Japan: Unprecedented spate of executions continues as six more Aum cult members hanged

Japan’s recent spate of executions will not make the country safer and fails to address why individuals were attracted to a cult which orchestrated a series of horrific crimes, Amnesty International said, following the executions of a further six members of the religious cult Aum Shinrikyo (Aum) on Thursday.

This unprecedented execution spree does not leave Japanese society any safer. The hangings fail to address why people were drawn to a charismatic guru with dangerous ideas,
Hiroka Shoji, East Asia Researcher at Amnesty International.

This July has now seen 13 people executed for their involvement in the deadly 1995 sarin gas attack on the Tokyo subway, which killed 13 people and injured thousands more, as well as other illegal activities. The last time Japan executed more than 10 people in a year was in 2008. It is also extremely rare for Japan to carry out two rounds of executions in the same month.

“This unprecedented execution spree, which has seen 13 people killed in a matter of weeks, does not leave Japanese society any safer. The hangings fail to address why people were drawn to a charismatic guru with dangerous ideas,” said Hiroka Shoji, East Asia Researcher at Amnesty International.  

“The taking of a life in retribution is never the answer. It is high time for the Japanese authorities to establish an immediate moratorium on all executions and promote an informed debate on the death penalty as first steps towards its abolition.” 

The six people executed in the early hours of Thursday morning were: Satoru Hashimoto, Yasuo Koike (Hayashi), Kenichi Hirose, Kazuaki Okazaki (Miyamae), Toru Toyota, Masato Yokoyama.  Four of those hanged had requests for a retrial pending.

Amnesty International opposes the death penalty in all cases without exception regardless of the nature of the crime, the characteristics of the offender or the method used by the state to carry out the execution and has been campaigning for abolition of the death penalty for more than 40 years.

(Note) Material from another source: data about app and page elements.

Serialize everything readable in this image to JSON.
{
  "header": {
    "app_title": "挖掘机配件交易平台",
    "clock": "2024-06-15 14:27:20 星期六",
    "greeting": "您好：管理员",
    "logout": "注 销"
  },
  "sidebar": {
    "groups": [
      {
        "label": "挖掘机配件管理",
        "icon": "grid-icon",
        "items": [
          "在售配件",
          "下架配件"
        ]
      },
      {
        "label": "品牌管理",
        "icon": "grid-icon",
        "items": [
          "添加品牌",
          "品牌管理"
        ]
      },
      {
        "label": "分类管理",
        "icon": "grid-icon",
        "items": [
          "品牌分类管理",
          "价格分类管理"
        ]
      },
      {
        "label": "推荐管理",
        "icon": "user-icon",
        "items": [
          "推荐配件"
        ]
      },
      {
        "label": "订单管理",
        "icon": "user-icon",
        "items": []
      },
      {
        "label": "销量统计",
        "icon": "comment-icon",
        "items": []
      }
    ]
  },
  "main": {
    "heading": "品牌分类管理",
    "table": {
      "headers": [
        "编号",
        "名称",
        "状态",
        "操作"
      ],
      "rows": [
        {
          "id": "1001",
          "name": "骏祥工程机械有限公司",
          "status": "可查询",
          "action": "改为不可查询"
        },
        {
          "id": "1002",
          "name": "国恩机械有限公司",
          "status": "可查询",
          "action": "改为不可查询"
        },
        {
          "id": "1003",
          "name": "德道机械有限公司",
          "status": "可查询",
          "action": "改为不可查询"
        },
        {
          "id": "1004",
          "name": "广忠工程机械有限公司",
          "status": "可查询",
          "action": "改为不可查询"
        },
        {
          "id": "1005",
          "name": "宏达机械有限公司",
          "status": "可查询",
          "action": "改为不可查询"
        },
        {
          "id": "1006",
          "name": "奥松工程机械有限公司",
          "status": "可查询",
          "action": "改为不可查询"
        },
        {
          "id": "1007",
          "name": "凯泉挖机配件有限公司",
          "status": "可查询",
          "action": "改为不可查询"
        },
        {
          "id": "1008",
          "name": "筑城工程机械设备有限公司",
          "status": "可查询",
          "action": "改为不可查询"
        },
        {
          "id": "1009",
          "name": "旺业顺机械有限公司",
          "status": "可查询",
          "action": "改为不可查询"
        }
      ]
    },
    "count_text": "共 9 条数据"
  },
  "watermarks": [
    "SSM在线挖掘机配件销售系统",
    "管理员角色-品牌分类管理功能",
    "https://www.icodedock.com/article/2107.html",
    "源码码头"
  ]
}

 *This article was updated on 26 July to reflect that four of those hanged had requests for a retrial pending.